§ **RECORDS PROVIDED**:
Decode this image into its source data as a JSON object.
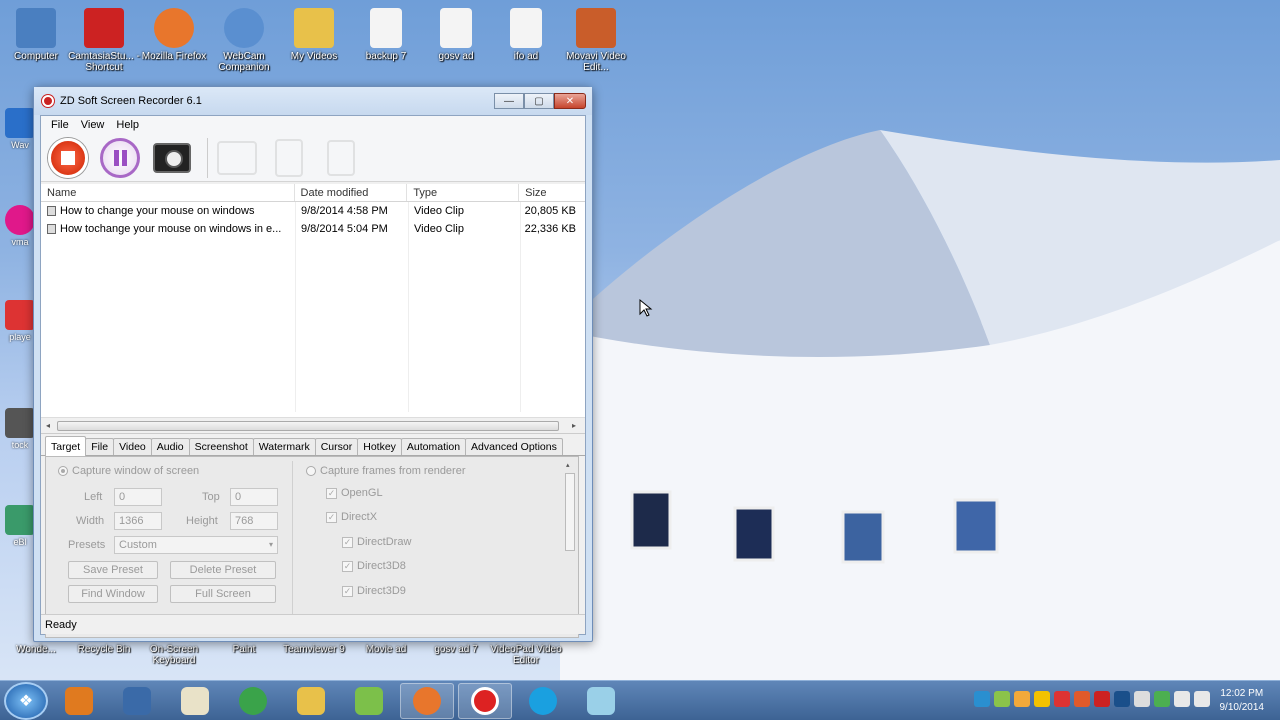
{
  "desktop": {
    "top_icons": [
      {
        "label": "Computer",
        "icon": "computer-icon",
        "color": "#4a7fc0"
      },
      {
        "label": "CamtasiaStu... - Shortcut",
        "icon": "camtasia-icon",
        "color": "#c22"
      },
      {
        "label": "Mozilla Firefox",
        "icon": "firefox-icon",
        "color": "#e8762c"
      },
      {
        "label": "WebCam Companion",
        "icon": "webcam-icon",
        "color": "#5a8fd0"
      },
      {
        "label": "My Videos",
        "icon": "folder-icon",
        "color": "#e8c14a"
      },
      {
        "label": "backup 7",
        "icon": "file-icon",
        "color": "#f4f4f4"
      },
      {
        "label": "gosv ad",
        "icon": "file-icon",
        "color": "#f4f4f4"
      },
      {
        "label": "ifo ad",
        "icon": "file-icon",
        "color": "#f4f4f4"
      },
      {
        "label": "Movavi Video Edit...",
        "icon": "movavi-icon",
        "color": "#c95d2a"
      }
    ],
    "left_icons": [
      {
        "label": "Wav",
        "icon": "wave-icon",
        "color": "#2a6fc9"
      },
      {
        "label": "vma",
        "icon": "app-icon",
        "color": "#e0188a"
      },
      {
        "label": "playe",
        "icon": "pdf-icon",
        "color": "#d33"
      },
      {
        "label": "tock",
        "icon": "photo-icon",
        "color": "#555"
      },
      {
        "label": "eBl",
        "icon": "app-icon",
        "color": "#3a9a6a"
      }
    ],
    "bottom_icons": [
      {
        "label": "Wonde..."
      },
      {
        "label": "Recycle Bin"
      },
      {
        "label": "On-Screen Keyboard"
      },
      {
        "label": "Paint"
      },
      {
        "label": "Teamviewer 9"
      },
      {
        "label": "Movie ad"
      },
      {
        "label": "gosv ad 7"
      },
      {
        "label": "VideoPad Video Editor"
      }
    ]
  },
  "window": {
    "title": "ZD Soft Screen Recorder 6.1",
    "title_buttons": [
      "—",
      "▢",
      "✕"
    ],
    "menu": [
      "File",
      "View",
      "Help"
    ],
    "toolbar": {
      "record": "stop-record-button",
      "pause": "pause-button",
      "snapshot": "camera-icon"
    },
    "list": {
      "columns": [
        "Name",
        "Date modified",
        "Type",
        "Size"
      ],
      "rows": [
        {
          "name": "How to change your mouse on windows",
          "date": "9/8/2014 4:58 PM",
          "type": "Video Clip",
          "size": "20,805 KB"
        },
        {
          "name": "How tochange your mouse on windows in e...",
          "date": "9/8/2014 5:04 PM",
          "type": "Video Clip",
          "size": "22,336 KB"
        }
      ]
    },
    "tabs": [
      "Target",
      "File",
      "Video",
      "Audio",
      "Screenshot",
      "Watermark",
      "Cursor",
      "Hotkey",
      "Automation",
      "Advanced Options"
    ],
    "target": {
      "capture_window": "Capture window of screen",
      "left_label": "Left",
      "left_value": "0",
      "top_label": "Top",
      "top_value": "0",
      "width_label": "Width",
      "width_value": "1366",
      "height_label": "Height",
      "height_value": "768",
      "presets_label": "Presets",
      "presets_value": "Custom",
      "save_preset": "Save Preset",
      "delete_preset": "Delete Preset",
      "find_window": "Find Window",
      "full_screen": "Full Screen",
      "capture_frames": "Capture frames from renderer",
      "renderers": [
        "OpenGL",
        "DirectX",
        "DirectDraw",
        "Direct3D8",
        "Direct3D9"
      ]
    },
    "status": "Ready"
  },
  "taskbar": {
    "clock_time": "12:02 PM",
    "clock_date": "9/10/2014",
    "pinned": [
      {
        "icon": "media-player-icon",
        "color": "#e07a1f"
      },
      {
        "icon": "computer-icon",
        "color": "#3a6aa8"
      },
      {
        "icon": "paint-icon",
        "color": "#e9e2c8"
      },
      {
        "icon": "chrome-icon",
        "color": "#3aa34a"
      },
      {
        "icon": "explorer-icon",
        "color": "#e8c14a"
      },
      {
        "icon": "notepad-icon",
        "color": "#7cc04a"
      },
      {
        "icon": "firefox-icon",
        "color": "#e8762c"
      },
      {
        "icon": "screen-recorder-icon",
        "color": "#d22"
      },
      {
        "icon": "skype-icon",
        "color": "#1aa0e0"
      },
      {
        "icon": "disk-icon",
        "color": "#9ad0e8"
      }
    ]
  }
}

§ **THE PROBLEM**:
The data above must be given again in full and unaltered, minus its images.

§ **RESPONSE AREA**:
Decode this image into its source data as a JSON object.
{
  "desktop": {
    "top_icons": [
      {
        "label": "Computer",
        "icon": "computer-icon",
        "color": "#4a7fc0"
      },
      {
        "label": "CamtasiaStu... - Shortcut",
        "icon": "camtasia-icon",
        "color": "#c22"
      },
      {
        "label": "Mozilla Firefox",
        "icon": "firefox-icon",
        "color": "#e8762c"
      },
      {
        "label": "WebCam Companion",
        "icon": "webcam-icon",
        "color": "#5a8fd0"
      },
      {
        "label": "My Videos",
        "icon": "folder-icon",
        "color": "#e8c14a"
      },
      {
        "label": "backup 7",
        "icon": "file-icon",
        "color": "#f4f4f4"
      },
      {
        "label": "gosv ad",
        "icon": "file-icon",
        "color": "#f4f4f4"
      },
      {
        "label": "ifo ad",
        "icon": "file-icon",
        "color": "#f4f4f4"
      },
      {
        "label": "Movavi Video Edit...",
        "icon": "movavi-icon",
        "color": "#c95d2a"
      }
    ],
    "left_icons": [
      {
        "label": "Wav",
        "icon": "wave-icon",
        "color": "#2a6fc9"
      },
      {
        "label": "vma",
        "icon": "app-icon",
        "color": "#e0188a"
      },
      {
        "label": "playe",
        "icon": "pdf-icon",
        "color": "#d33"
      },
      {
        "label": "tock",
        "icon": "photo-icon",
        "color": "#555"
      },
      {
        "label": "eBl",
        "icon": "app-icon",
        "color": "#3a9a6a"
      }
    ],
    "bottom_icons": [
      {
        "label": "Wonde..."
      },
      {
        "label": "Recycle Bin"
      },
      {
        "label": "On-Screen Keyboard"
      },
      {
        "label": "Paint"
      },
      {
        "label": "Teamviewer 9"
      },
      {
        "label": "Movie ad"
      },
      {
        "label": "gosv ad 7"
      },
      {
        "label": "VideoPad Video Editor"
      }
    ]
  },
  "window": {
    "title": "ZD Soft Screen Recorder 6.1",
    "title_buttons": [
      "—",
      "▢",
      "✕"
    ],
    "menu": [
      "File",
      "View",
      "Help"
    ],
    "toolbar": {
      "record": "stop-record-button",
      "pause": "pause-button",
      "snapshot": "camera-icon"
    },
    "list": {
      "columns": [
        "Name",
        "Date modified",
        "Type",
        "Size"
      ],
      "rows": [
        {
          "name": "How to change your mouse on windows",
          "date": "9/8/2014 4:58 PM",
          "type": "Video Clip",
          "size": "20,805 KB"
        },
        {
          "name": "How tochange your mouse on windows in e...",
          "date": "9/8/2014 5:04 PM",
          "type": "Video Clip",
          "size": "22,336 KB"
        }
      ]
    },
    "tabs": [
      "Target",
      "File",
      "Video",
      "Audio",
      "Screenshot",
      "Watermark",
      "Cursor",
      "Hotkey",
      "Automation",
      "Advanced Options"
    ],
    "target": {
      "capture_window": "Capture window of screen",
      "left_label": "Left",
      "left_value": "0",
      "top_label": "Top",
      "top_value": "0",
      "width_label": "Width",
      "width_value": "1366",
      "height_label": "Height",
      "height_value": "768",
      "presets_label": "Presets",
      "presets_value": "Custom",
      "save_preset": "Save Preset",
      "delete_preset": "Delete Preset",
      "find_window": "Find Window",
      "full_screen": "Full Screen",
      "capture_frames": "Capture frames from renderer",
      "renderers": [
        "OpenGL",
        "DirectX",
        "DirectDraw",
        "Direct3D8",
        "Direct3D9"
      ]
    },
    "status": "Ready"
  },
  "taskbar": {
    "clock_time": "12:02 PM",
    "clock_date": "9/10/2014",
    "pinned": [
      {
        "icon": "media-player-icon",
        "color": "#e07a1f"
      },
      {
        "icon": "computer-icon",
        "color": "#3a6aa8"
      },
      {
        "icon": "paint-icon",
        "color": "#e9e2c8"
      },
      {
        "icon": "chrome-icon",
        "color": "#3aa34a"
      },
      {
        "icon": "explorer-icon",
        "color": "#e8c14a"
      },
      {
        "icon": "notepad-icon",
        "color": "#7cc04a"
      },
      {
        "icon": "firefox-icon",
        "color": "#e8762c"
      },
      {
        "icon": "screen-recorder-icon",
        "color": "#d22"
      },
      {
        "icon": "skype-icon",
        "color": "#1aa0e0"
      },
      {
        "icon": "disk-icon",
        "color": "#9ad0e8"
      }
    ]
  }
}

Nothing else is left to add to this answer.